The Russian International Affairs Council (RIAC), a diplomatic think-tank established by presidential decree, has issued a report predicting that Russia, Turkey and Iran will soon reach a joint agreement to remove Syrian dictator Bashar Assad from power, replacing him with a transitional government including members of both the regime and opposition, as well as the Kurdish-led Syrian Democratic Forces (SDF). In its coverage of the report, Russian news agency TASS suggested that Moscow fears a repeat of the "Afghan scenario" in Syria if it continues to back an unpopular regime. It also suggested that Assad is perceived by Moscow as too beholden to Tehran.

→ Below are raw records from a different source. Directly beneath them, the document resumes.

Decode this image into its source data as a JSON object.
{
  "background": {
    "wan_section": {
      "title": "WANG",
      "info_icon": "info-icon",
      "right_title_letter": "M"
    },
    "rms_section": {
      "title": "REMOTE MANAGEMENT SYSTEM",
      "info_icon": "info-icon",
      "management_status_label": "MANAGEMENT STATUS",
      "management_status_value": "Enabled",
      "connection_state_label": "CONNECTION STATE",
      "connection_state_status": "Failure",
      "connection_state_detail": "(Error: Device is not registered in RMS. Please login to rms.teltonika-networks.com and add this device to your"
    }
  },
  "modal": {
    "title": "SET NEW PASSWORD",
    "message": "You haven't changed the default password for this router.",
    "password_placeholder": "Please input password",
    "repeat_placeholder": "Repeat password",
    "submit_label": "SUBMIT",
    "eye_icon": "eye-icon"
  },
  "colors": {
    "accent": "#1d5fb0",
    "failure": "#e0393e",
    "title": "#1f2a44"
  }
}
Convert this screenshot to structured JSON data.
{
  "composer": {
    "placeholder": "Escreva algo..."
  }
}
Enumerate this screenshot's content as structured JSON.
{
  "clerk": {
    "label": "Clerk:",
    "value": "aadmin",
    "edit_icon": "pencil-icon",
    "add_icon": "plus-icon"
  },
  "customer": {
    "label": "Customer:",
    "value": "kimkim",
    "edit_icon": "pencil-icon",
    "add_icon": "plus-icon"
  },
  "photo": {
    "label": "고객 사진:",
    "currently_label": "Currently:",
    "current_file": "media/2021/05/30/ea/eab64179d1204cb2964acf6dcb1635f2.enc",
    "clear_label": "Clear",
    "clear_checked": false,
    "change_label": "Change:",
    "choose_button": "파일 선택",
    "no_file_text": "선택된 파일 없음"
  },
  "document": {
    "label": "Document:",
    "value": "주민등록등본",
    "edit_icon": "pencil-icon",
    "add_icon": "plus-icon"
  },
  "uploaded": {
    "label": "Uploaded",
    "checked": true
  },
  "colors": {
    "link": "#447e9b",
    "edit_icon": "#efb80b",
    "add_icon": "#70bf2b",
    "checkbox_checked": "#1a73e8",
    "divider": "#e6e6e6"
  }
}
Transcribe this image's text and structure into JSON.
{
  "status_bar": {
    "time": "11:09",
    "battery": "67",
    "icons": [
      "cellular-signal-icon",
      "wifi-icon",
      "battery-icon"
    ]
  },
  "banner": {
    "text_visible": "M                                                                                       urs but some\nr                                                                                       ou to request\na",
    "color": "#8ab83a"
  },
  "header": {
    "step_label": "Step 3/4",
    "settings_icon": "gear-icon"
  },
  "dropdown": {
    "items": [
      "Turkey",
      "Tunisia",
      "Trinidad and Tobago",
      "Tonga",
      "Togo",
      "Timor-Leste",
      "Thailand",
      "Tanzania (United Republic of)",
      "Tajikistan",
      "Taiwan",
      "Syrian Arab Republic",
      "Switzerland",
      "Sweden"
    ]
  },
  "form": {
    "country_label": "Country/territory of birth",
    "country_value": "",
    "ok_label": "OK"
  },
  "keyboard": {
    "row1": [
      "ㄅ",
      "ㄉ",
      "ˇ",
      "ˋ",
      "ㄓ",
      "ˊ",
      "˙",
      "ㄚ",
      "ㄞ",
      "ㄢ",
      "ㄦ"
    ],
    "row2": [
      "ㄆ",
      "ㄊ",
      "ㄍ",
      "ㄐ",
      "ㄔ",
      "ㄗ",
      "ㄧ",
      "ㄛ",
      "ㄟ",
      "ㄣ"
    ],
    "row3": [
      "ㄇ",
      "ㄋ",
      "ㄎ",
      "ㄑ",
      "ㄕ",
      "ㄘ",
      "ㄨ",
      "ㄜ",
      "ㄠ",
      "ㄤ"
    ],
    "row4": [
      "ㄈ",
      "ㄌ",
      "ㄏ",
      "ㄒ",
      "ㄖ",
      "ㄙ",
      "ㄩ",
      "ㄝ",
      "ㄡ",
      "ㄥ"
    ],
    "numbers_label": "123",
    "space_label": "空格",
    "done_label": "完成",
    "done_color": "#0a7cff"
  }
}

Nine years ago this week, the Syrian Revolution began with peaceful pro-democracy protests. The first demonstrations broke out in the city of Deraa after local schoolchildren painted a mural depicting scenes and slogans from the recent revolutions in other Arab countries, and were detained and brutalized by the police. The Bashar Assad regime responded to the demonstrations with serial massacres. After months of this, the Free Syrian Army emerged, initially as a self-defense militia to protect protesters. But the situation soon escalated to an armed insurgency. The regime lost control of areas of the country, and local civil resistance committees backed by the FSA seized control. Assad then escalated to levels of violence rarely seen on Earth since World War II.
In his talks with Vladimir Putin on their carve-up of northern Syria, Recep Tayyip Erdogan says that he has proposed joint Russian-Turkish control of the oil-fields in Deir ez-Zor province, now under the control of the Kurdish-led Syrian Democratic Forces (SDF). "I made the offer to Mr. Putin that if he gives financial support, we can do the construction, and through the oil obtained here, we can help the destroyed Syria get on its feet," Erdogan told reporters March 10. (Al Monitor) The Wall Street Journal meanwhile reports that the SDF has been selling oil from the Deir ez-Zor fields to the Assad regime. A regime-aligned entity called the Qatirji Group is reportedly brokering the deal. (VOA)
Somali troops clashed with forces from the country's semi-autonomous Jubaland region last week in a flare-up of violence that is raising tensions with neighboring countries and may play into the hands of the militant group al-Shabab. Tensions have been rising since August, when Jubaland's incumbent president, Ahmed Madobe, won regional elections that Mogadishu described as "not free and fair." The central government wanted a loyalist candidate to win, as it seeks greater control over Somalia's regions ahead of upcoming national elections. Kenya, which has troops deployed as part of an African Union peace enforcement operation, is on the side of Madobe, who it sees as an ally against al-Shabab, while Ethiopia has aligned with Mogadishu. Kenya accused Somali troops of encroaching on its territory and destroying property during last week's violence, while the US said that the clashes are a distraction in efforts against al-Shabab. An estimated 56,000 people have been uprooted by the recent fighting. according to the UN.